(Stored data entries)

■ ■ ■ ■

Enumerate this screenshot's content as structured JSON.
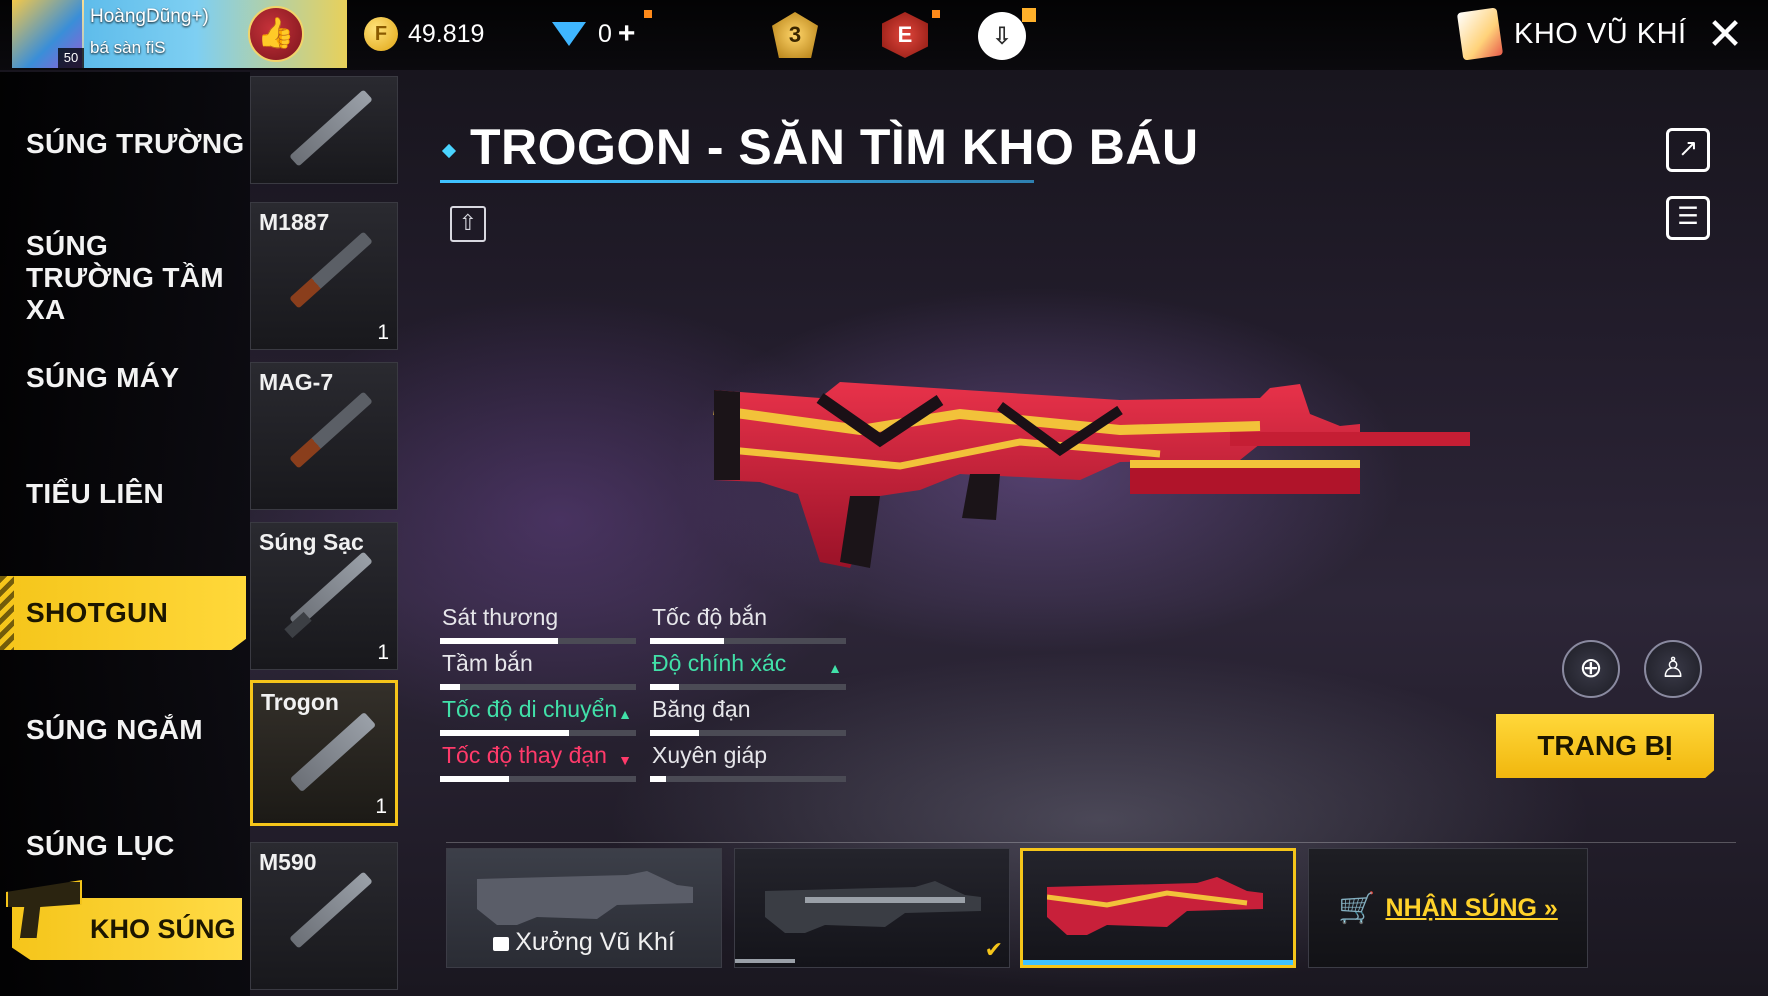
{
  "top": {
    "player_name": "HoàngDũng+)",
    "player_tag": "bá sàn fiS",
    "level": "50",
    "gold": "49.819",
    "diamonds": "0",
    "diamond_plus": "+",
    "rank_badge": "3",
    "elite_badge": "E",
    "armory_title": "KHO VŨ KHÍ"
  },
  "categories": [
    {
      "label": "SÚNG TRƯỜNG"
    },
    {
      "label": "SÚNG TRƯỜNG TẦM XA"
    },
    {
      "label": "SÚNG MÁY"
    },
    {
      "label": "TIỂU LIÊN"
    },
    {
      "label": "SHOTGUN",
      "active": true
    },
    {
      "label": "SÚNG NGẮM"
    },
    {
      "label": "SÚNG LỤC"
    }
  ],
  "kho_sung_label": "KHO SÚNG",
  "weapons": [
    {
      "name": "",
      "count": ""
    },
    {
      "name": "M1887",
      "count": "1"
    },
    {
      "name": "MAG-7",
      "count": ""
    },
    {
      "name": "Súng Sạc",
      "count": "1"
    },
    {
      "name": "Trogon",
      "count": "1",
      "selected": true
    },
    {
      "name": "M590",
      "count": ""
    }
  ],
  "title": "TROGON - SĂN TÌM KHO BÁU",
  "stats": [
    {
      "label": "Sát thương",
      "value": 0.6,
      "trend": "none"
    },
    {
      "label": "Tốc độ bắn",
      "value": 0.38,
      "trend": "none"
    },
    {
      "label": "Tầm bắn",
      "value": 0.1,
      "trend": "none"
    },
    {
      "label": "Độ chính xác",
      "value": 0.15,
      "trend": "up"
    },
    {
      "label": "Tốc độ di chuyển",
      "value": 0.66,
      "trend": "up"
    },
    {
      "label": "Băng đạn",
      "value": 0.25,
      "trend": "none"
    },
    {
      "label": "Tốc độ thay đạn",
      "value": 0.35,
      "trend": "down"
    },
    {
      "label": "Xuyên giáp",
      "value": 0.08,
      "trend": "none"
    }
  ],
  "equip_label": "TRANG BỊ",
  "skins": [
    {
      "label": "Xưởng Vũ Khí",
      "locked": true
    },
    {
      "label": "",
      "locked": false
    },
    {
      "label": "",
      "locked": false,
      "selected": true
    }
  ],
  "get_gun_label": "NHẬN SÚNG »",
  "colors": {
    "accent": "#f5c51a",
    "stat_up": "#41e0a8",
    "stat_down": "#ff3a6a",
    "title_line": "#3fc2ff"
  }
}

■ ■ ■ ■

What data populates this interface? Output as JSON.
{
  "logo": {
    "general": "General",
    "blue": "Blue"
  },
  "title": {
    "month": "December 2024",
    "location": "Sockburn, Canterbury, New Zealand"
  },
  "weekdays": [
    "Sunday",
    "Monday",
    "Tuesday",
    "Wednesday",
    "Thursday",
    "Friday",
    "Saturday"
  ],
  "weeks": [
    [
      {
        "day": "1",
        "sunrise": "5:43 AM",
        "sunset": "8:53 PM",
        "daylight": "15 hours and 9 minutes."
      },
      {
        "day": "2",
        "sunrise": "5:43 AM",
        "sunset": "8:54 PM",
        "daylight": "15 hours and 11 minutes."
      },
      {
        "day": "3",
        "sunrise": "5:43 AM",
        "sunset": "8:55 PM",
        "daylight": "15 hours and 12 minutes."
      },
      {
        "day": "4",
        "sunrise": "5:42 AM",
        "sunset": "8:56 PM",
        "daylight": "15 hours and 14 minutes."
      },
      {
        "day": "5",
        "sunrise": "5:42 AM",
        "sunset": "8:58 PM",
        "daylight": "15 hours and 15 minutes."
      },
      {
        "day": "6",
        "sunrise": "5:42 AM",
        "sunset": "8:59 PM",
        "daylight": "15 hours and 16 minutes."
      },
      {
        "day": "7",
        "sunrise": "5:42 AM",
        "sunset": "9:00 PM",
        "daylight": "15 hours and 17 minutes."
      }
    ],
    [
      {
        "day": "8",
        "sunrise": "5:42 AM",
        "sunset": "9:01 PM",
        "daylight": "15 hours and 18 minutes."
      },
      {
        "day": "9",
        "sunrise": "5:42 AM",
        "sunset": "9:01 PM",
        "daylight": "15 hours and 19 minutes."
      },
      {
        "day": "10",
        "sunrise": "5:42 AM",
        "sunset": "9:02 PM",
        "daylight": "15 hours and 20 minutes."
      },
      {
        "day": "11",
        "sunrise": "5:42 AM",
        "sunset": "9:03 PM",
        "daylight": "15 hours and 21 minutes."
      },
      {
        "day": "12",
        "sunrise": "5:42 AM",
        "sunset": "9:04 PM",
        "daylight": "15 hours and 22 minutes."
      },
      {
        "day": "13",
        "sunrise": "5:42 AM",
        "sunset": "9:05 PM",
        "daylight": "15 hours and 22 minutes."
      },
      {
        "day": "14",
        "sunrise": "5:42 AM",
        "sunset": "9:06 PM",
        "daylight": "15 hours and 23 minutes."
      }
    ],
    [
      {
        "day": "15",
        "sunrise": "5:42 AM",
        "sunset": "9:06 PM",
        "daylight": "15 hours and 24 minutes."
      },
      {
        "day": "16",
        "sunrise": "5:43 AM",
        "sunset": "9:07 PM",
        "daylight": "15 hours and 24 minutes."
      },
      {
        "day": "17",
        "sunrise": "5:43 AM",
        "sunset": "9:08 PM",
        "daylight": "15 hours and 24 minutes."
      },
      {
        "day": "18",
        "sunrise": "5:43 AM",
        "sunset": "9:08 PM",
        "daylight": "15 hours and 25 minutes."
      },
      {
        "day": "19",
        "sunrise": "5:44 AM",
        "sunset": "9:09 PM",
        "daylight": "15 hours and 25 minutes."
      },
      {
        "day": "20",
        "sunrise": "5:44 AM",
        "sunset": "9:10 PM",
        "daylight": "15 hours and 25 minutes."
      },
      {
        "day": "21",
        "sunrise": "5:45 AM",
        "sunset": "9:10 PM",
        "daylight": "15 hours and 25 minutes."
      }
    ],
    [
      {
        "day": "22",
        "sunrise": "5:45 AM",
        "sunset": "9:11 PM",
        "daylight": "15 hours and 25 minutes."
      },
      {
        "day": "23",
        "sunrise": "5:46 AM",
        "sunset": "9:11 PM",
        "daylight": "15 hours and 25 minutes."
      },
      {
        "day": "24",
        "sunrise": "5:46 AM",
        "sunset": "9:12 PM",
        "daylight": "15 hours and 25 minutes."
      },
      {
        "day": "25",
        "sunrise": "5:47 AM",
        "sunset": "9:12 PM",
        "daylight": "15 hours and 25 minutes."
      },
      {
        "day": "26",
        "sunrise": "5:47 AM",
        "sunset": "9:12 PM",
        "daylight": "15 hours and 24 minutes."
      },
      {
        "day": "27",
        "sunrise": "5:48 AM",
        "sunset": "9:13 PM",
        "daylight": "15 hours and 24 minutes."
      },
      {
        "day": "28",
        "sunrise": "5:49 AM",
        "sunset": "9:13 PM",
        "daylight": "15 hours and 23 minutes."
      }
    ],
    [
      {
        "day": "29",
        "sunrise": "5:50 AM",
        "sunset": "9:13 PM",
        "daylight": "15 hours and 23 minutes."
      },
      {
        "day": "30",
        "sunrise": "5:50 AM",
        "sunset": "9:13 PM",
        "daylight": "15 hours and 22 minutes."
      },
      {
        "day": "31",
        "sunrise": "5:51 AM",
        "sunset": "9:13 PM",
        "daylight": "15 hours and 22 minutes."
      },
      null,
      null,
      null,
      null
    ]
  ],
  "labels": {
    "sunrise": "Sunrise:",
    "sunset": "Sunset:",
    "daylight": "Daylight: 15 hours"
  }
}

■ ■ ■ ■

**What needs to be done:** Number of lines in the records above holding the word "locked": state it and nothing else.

**Task result:** 3